- [Problem to work on]
In the listing that follows, count every line with the word "handle" in it and write only the total.
BEGIN
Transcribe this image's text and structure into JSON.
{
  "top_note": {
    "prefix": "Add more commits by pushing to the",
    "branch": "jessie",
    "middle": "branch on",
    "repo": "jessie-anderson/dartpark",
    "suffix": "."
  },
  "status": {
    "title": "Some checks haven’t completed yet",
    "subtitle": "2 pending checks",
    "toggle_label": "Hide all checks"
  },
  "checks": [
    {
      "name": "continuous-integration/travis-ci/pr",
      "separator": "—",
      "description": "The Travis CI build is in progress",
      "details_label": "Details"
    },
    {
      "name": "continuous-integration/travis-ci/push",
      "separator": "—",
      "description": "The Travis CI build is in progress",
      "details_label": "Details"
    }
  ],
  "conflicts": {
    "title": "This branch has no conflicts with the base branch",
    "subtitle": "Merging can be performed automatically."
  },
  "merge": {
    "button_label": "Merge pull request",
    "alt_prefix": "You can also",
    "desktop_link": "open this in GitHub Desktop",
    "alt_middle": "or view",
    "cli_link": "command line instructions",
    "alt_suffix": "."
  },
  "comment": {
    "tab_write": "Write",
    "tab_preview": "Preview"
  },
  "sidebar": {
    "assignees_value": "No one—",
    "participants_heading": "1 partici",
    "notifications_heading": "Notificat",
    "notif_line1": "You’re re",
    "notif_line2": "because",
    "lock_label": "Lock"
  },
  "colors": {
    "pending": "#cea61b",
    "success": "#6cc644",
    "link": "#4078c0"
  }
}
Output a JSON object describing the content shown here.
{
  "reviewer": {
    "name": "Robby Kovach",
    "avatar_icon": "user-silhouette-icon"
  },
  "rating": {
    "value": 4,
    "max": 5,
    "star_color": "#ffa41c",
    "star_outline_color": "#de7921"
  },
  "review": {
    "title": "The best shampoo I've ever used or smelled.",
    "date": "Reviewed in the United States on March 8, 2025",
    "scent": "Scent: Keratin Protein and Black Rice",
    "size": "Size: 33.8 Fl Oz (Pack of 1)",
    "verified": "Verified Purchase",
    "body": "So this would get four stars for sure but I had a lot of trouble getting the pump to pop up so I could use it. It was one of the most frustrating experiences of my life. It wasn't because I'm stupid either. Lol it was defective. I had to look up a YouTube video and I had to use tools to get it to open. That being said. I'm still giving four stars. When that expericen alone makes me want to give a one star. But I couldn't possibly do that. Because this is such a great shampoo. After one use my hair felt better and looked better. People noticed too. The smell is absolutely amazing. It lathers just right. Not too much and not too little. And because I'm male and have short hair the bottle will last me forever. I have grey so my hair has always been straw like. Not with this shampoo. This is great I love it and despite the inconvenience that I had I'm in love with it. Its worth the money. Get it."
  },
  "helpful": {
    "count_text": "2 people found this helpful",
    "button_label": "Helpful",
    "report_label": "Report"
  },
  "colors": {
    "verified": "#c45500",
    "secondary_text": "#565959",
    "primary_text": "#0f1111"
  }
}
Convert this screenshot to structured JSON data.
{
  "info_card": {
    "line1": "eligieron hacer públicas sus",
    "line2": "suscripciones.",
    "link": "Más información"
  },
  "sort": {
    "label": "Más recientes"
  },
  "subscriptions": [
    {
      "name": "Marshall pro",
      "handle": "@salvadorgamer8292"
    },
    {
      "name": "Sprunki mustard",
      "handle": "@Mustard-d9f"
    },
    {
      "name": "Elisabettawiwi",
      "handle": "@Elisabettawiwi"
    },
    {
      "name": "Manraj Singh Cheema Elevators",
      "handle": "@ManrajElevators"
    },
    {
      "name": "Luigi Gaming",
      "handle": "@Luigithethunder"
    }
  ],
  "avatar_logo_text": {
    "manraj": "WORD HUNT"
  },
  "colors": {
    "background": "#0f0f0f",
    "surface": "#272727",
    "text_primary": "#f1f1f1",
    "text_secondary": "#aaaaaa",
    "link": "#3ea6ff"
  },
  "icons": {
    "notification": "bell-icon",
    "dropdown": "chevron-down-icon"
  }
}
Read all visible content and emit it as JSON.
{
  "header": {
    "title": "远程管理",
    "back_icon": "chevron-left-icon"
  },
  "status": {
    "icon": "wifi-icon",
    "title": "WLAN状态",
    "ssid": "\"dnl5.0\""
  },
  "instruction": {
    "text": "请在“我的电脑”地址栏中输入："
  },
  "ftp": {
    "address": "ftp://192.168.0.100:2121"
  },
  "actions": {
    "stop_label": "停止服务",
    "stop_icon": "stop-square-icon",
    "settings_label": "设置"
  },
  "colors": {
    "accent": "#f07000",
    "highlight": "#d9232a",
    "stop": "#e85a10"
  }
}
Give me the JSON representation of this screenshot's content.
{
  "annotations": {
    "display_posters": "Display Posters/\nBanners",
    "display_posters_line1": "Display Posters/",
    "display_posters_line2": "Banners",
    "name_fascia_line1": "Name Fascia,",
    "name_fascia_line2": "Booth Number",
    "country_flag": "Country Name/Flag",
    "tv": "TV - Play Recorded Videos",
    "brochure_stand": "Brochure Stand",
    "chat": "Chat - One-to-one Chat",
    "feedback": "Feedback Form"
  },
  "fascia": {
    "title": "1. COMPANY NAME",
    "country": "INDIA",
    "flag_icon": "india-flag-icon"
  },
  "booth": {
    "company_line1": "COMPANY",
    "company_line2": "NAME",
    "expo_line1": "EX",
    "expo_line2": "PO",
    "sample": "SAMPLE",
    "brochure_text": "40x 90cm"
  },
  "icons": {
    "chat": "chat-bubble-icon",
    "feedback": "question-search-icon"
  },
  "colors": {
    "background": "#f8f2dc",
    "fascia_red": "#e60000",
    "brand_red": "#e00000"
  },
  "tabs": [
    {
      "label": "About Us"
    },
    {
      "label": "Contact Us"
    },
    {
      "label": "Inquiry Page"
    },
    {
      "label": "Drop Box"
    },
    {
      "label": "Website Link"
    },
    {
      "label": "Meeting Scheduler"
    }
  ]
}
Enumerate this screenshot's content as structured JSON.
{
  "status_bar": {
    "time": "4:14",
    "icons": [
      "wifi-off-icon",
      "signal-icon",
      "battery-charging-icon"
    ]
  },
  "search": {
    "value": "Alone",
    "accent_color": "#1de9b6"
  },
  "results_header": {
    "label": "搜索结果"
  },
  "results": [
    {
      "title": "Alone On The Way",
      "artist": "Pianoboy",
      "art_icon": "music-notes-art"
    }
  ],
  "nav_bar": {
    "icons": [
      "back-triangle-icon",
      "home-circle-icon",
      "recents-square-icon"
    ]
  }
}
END
- [Solution]
5